The Indonesian government’s introduction of a new B35 blending is expected to increase the country’s biodiesel consumption by 25% to 13bn litres this year, according to a report by the United States Department of Agriculture (USDA).
The increase in consumption was also due to growth in diesel demand, the USDA’s Foreign Agricultural Service (FAS) Indonesia: Biofuels Annual said.
B35 reached nationwide coverage in August and the Indonesian government is preparing to increase the blending rate beyond 35%, according to the 29 September report.
Following a series of road tests for trucks and passenger cars last December, the government had been carrying out a test specifically designed for heavy machinery in the mining sector in May, the USDA said.
Two blend types were used in the road test: fuel with 40% fatty acid methyl ester (FAME) and fuel with 30% FAME plus 10% hydrogenation derived renewable diesel (HDRD). Higher compositions of HDRD were used in heavy machinery testing.
The government continued to support the biodiesel blending mandate programme by maintaining a financial support system put in place since 2015, the USDA said.
As part of the system, funds collected from the government’s palm oil exports levy, which is managed by the crude palm oil (CPO) fund agency, are allowed to subsidise the price difference between biodiesel and fossil diesel.
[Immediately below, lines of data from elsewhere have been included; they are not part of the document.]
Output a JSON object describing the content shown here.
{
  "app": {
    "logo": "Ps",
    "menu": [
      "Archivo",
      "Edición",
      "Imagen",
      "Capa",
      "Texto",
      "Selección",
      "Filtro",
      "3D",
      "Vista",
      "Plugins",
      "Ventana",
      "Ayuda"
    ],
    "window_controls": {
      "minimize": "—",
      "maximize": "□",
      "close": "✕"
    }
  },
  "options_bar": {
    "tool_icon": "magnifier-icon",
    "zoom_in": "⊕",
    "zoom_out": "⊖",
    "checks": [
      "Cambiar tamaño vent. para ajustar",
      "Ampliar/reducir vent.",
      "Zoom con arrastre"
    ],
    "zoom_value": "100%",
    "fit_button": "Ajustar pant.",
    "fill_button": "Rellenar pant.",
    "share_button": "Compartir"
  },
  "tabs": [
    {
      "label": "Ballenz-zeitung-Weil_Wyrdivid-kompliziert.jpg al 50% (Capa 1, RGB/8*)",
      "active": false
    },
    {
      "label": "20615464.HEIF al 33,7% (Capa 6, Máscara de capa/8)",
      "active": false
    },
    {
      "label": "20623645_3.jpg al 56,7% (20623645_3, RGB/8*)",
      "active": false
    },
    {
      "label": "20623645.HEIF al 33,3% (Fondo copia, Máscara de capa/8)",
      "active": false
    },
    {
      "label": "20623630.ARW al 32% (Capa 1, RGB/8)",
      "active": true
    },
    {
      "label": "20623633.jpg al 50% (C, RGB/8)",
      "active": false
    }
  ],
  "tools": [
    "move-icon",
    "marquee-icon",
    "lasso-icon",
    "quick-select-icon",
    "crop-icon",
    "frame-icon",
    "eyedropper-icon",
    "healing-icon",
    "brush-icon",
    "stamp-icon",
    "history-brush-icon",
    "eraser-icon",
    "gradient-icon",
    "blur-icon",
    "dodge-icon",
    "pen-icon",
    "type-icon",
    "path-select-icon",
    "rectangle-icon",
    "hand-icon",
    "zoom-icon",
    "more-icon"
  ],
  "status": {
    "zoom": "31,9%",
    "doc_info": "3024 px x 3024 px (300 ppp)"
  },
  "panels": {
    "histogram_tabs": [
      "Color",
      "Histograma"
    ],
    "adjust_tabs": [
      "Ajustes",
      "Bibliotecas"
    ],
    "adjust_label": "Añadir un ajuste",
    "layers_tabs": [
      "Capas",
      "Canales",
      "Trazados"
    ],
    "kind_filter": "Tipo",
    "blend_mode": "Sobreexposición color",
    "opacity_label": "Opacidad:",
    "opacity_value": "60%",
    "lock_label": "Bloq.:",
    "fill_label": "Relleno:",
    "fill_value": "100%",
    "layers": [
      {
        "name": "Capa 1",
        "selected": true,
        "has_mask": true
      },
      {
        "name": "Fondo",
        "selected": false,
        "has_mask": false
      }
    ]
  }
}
Last year, funds collected from the export levy totalled US$2.3bn, equal to the cost of the biodiesel subsidy. The levy collected in 2022 was 33% lower than in the previous year due to lower global palm oil prices and adjustments to the export levy structure.
Meanwhile, the Indonesian government continued to carry out tests for HDRD and sustainable aviation fuel (SAF), the report said.
Following the completion of a flight test for military aircraft last year, state-owned company Pertamina conducted another test of SAF in July for commercial aircraft jet engines.